- _Instructions for the task_:
Go through the data and copy each line where the string "gravida" appears.

(App and web page records)
* * *
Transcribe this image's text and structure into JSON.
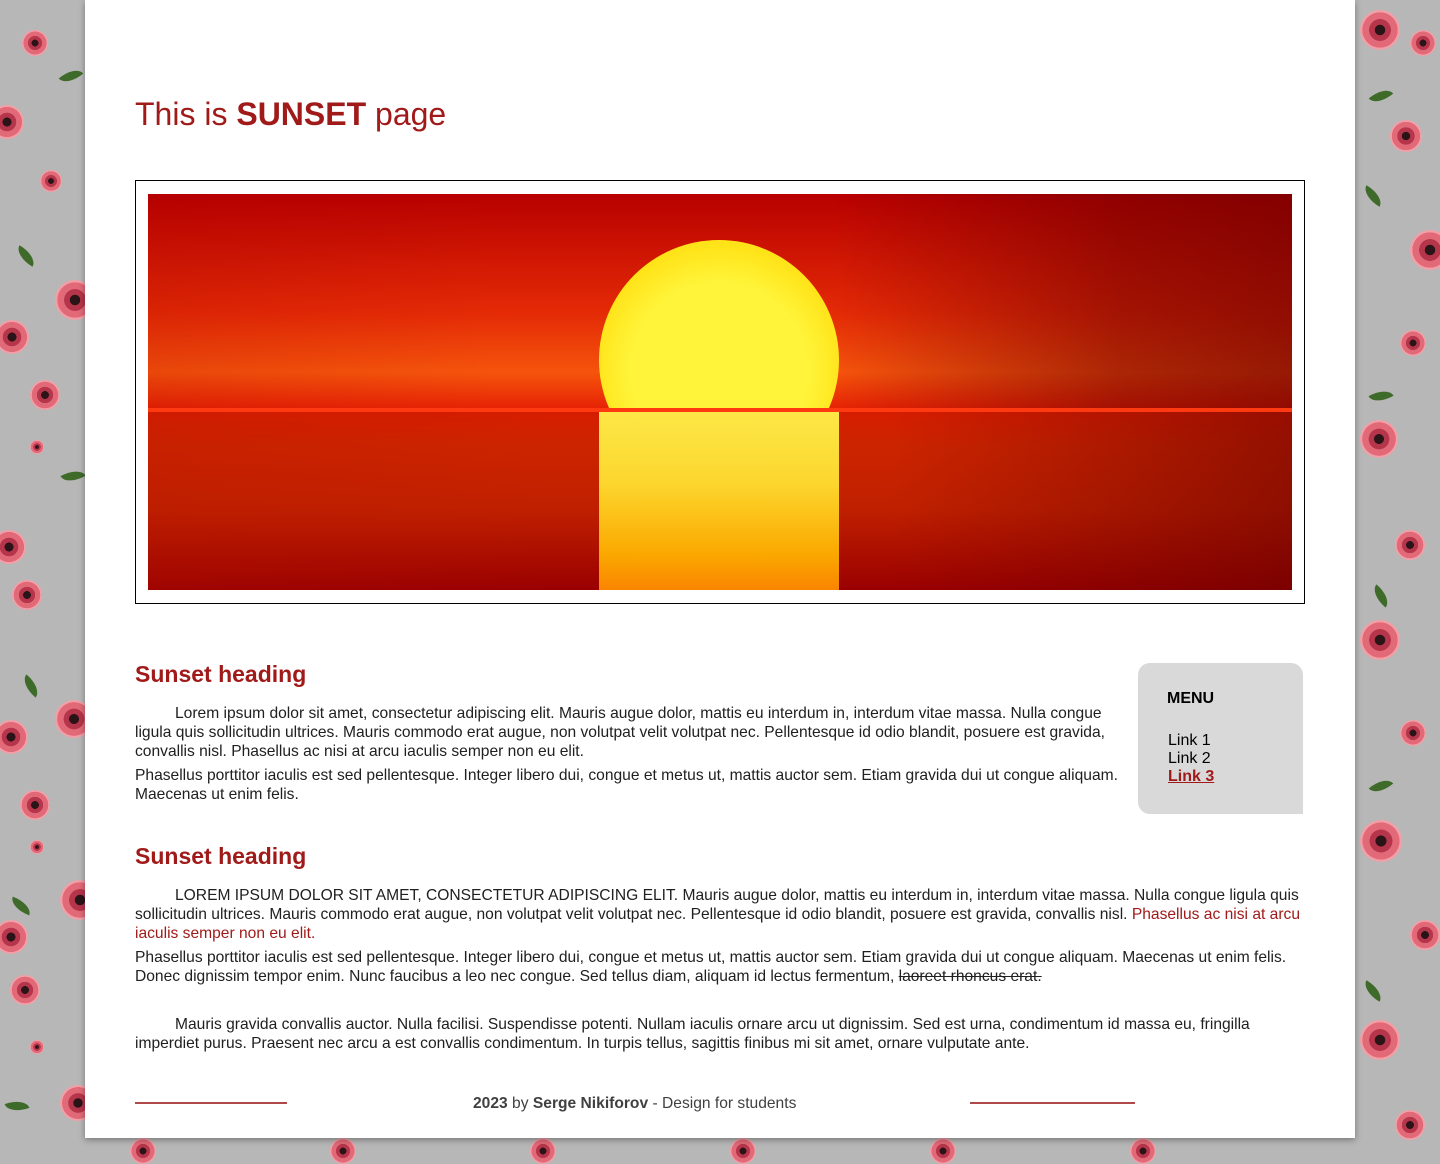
{
  "page": {
    "title_prefix": "This is",
    "title_strong": "SUNSET",
    "title_suffix": "page"
  },
  "hero": {
    "image_icon": "sunset-over-sea-image"
  },
  "sections": [
    {
      "heading": "Sunset heading",
      "p1": "Lorem ipsum dolor sit amet, consectetur adipiscing elit. Mauris augue dolor, mattis eu interdum in, interdum vitae massa. Nulla congue ligula quis sollicitudin ultrices. Mauris commodo erat augue, non volutpat velit volutpat nec. Pellentesque id odio blandit, posuere est gravida, convallis nisl. Phasellus ac nisi at arcu iaculis semper non eu elit.",
      "p2": "Phasellus porttitor iaculis est sed pellentesque. Integer libero dui, congue et metus ut, mattis auctor sem. Etiam gravida dui ut congue aliquam. Maecenas ut enim felis."
    },
    {
      "heading": "Sunset heading",
      "p1_main": "LOREM IPSUM DOLOR SIT AMET, CONSECTETUR ADIPISCING ELIT. Mauris augue dolor, mattis eu interdum in, interdum vitae massa. Nulla congue ligula quis sollicitudin ultrices. Mauris commodo erat augue, non volutpat velit volutpat nec. Pellentesque id odio blandit, posuere est gravida, convallis nisl.",
      "p1_red": "Phasellus ac nisi at arcu iaculis semper non eu elit.",
      "p2_main": "Phasellus porttitor iaculis est sed pellentesque. Integer libero dui, congue et metus ut, mattis auctor sem. Etiam gravida dui ut congue aliquam. Maecenas ut enim felis. Donec dignissim tempor enim. Nunc faucibus a leo nec congue. Sed tellus diam, aliquam id lectus fermentum,",
      "p2_strike": "laoreet rhoncus erat.",
      "p3": "Mauris gravida convallis auctor. Nulla facilisi. Suspendisse potenti. Nullam iaculis ornare arcu ut dignissim. Sed est urna, condimentum id massa eu, fringilla imperdiet purus. Praesent nec arcu a est convallis condimentum. In turpis tellus, sagittis finibus mi sit amet, ornare vulputate ante."
    }
  ],
  "menu": {
    "title": "MENU",
    "items": [
      {
        "label": "Link 1",
        "active": false
      },
      {
        "label": "Link 2",
        "active": false
      },
      {
        "label": "Link 3",
        "active": true
      }
    ]
  },
  "footer": {
    "year": "2023",
    "by": "by",
    "author": "Serge Nikiforov",
    "tagline": "- Design for students"
  },
  "colors": {
    "accent": "#a01a1a",
    "menu_bg": "#d9d9d9",
    "page_bg": "#b7b7b7"
  }
}
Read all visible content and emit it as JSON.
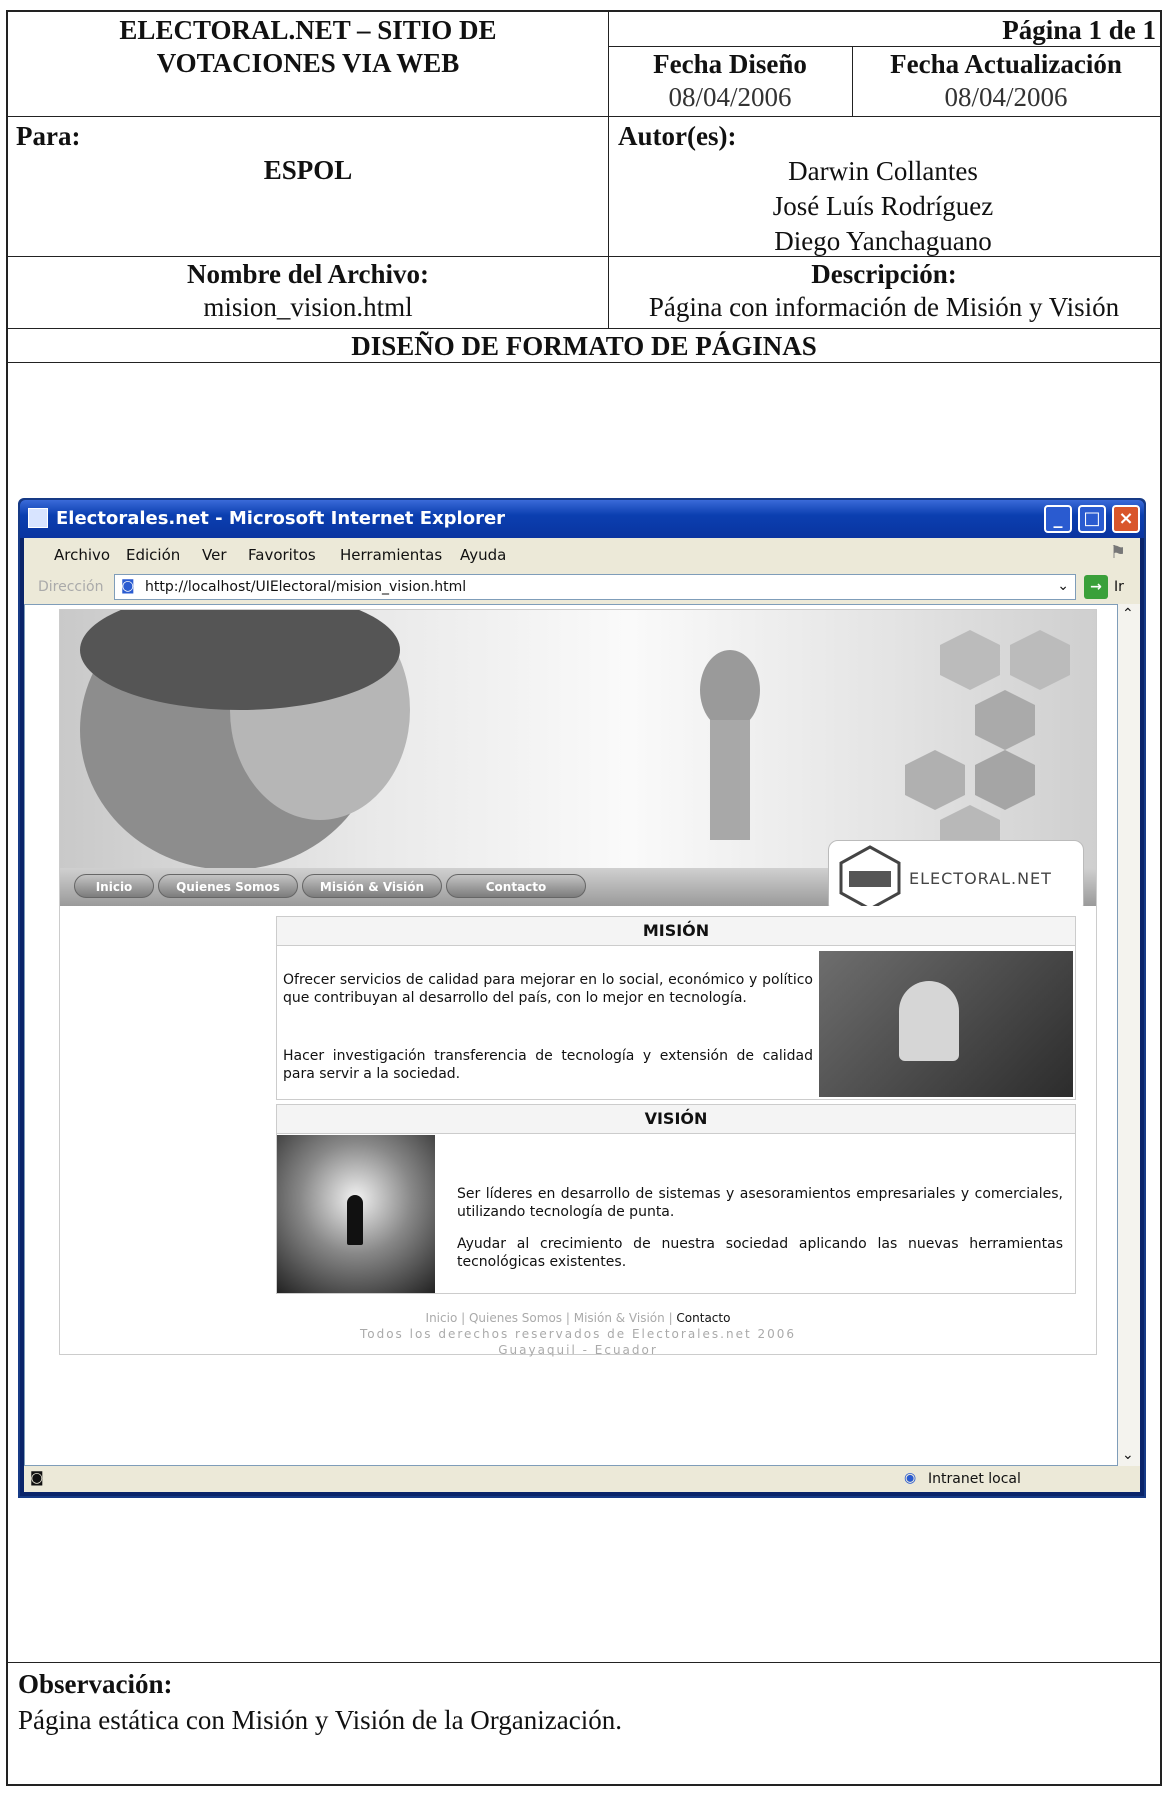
{
  "header": {
    "title_line1": "ELECTORAL.NET – SITIO DE",
    "title_line2": "VOTACIONES VIA WEB",
    "page_label": "Página 1 de 1",
    "fecha_diseno_label": "Fecha Diseño",
    "fecha_diseno": "08/04/2006",
    "fecha_actualizacion_label": "Fecha Actualización",
    "fecha_actualizacion": "08/04/2006",
    "para_label": "Para:",
    "para": "ESPOL",
    "autores_label": "Autor(es):",
    "autores": [
      "Darwin Collantes",
      "José Luís Rodríguez",
      "Diego Yanchaguano"
    ],
    "archivo_label": "Nombre del Archivo:",
    "archivo": "mision_vision.html",
    "descripcion_label": "Descripción:",
    "descripcion": "Página con información de Misión y Visión",
    "section_title": "DISEÑO DE FORMATO DE PÁGINAS"
  },
  "browser": {
    "title": "Electorales.net - Microsoft Internet Explorer",
    "menu": [
      "Archivo",
      "Edición",
      "Ver",
      "Favoritos",
      "Herramientas",
      "Ayuda"
    ],
    "address_label": "Dirección",
    "url": "http://localhost/UIElectoral/mision_vision.html",
    "go_label": "Ir",
    "status_zone": "Intranet local"
  },
  "site": {
    "nav": [
      "Inicio",
      "Quienes Somos",
      "Misión & Visión",
      "Contacto"
    ],
    "logo_text": "ELECTORAL.NET",
    "mision_title": "MISIÓN",
    "mision_p1": "Ofrecer servicios de calidad para mejorar en lo social, económico y político que contribuyan al desarrollo del país, con lo mejor en tecnología.",
    "mision_p2": "Hacer investigación transferencia de tecnología y extensión de calidad para servir a la sociedad.",
    "vision_title": "VISIÓN",
    "vision_p1": "Ser líderes en desarrollo de sistemas y asesoramientos empresariales y comerciales, utilizando tecnología de punta.",
    "vision_p2": "Ayudar al crecimiento de nuestra sociedad aplicando las nuevas herramientas tecnológicas existentes.",
    "footer_links": [
      "Inicio",
      "Quienes Somos",
      "Misión & Visión",
      "Contacto"
    ],
    "footer_copy": "Todos los derechos reservados de Electorales.net 2006",
    "footer_loc": "Guayaquil - Ecuador"
  },
  "observacion": {
    "label": "Observación:",
    "text": "Página estática con Misión y Visión de la Organización."
  }
}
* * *
- _Response to the task_:
      "p1": "Lorem ipsum dolor sit amet, consectetur adipiscing elit. Mauris augue dolor, mattis eu interdum in, interdum vitae massa. Nulla congue ligula quis sollicitudin ultrices. Mauris commodo erat augue, non volutpat velit volutpat nec. Pellentesque id odio blandit, posuere est gravida, convallis nisl. Phasellus ac nisi at arcu iaculis semper non eu elit.",
      "p2": "Phasellus porttitor iaculis est sed pellentesque. Integer libero dui, congue et metus ut, mattis auctor sem. Etiam gravida dui ut congue aliquam. Maecenas ut enim felis."
      "p1_main": "LOREM IPSUM DOLOR SIT AMET, CONSECTETUR ADIPISCING ELIT. Mauris augue dolor, mattis eu interdum in, interdum vitae massa. Nulla congue ligula quis sollicitudin ultrices. Mauris commodo erat augue, non volutpat velit volutpat nec. Pellentesque id odio blandit, posuere est gravida, convallis nisl.",
      "p2_main": "Phasellus porttitor iaculis est sed pellentesque. Integer libero dui, congue et metus ut, mattis auctor sem. Etiam gravida dui ut congue aliquam. Maecenas ut enim felis. Donec dignissim tempor enim. Nunc faucibus a leo nec congue. Sed tellus diam, aliquam id lectus fermentum,",
      "p3": "Mauris gravida convallis auctor. Nulla facilisi. Suspendisse potenti. Nullam iaculis ornare arcu ut dignissim. Sed est urna, condimentum id massa eu, fringilla imperdiet purus. Praesent nec arcu a est convallis condimentum. In turpis tellus, sagittis finibus mi sit amet, ornare vulputate ante."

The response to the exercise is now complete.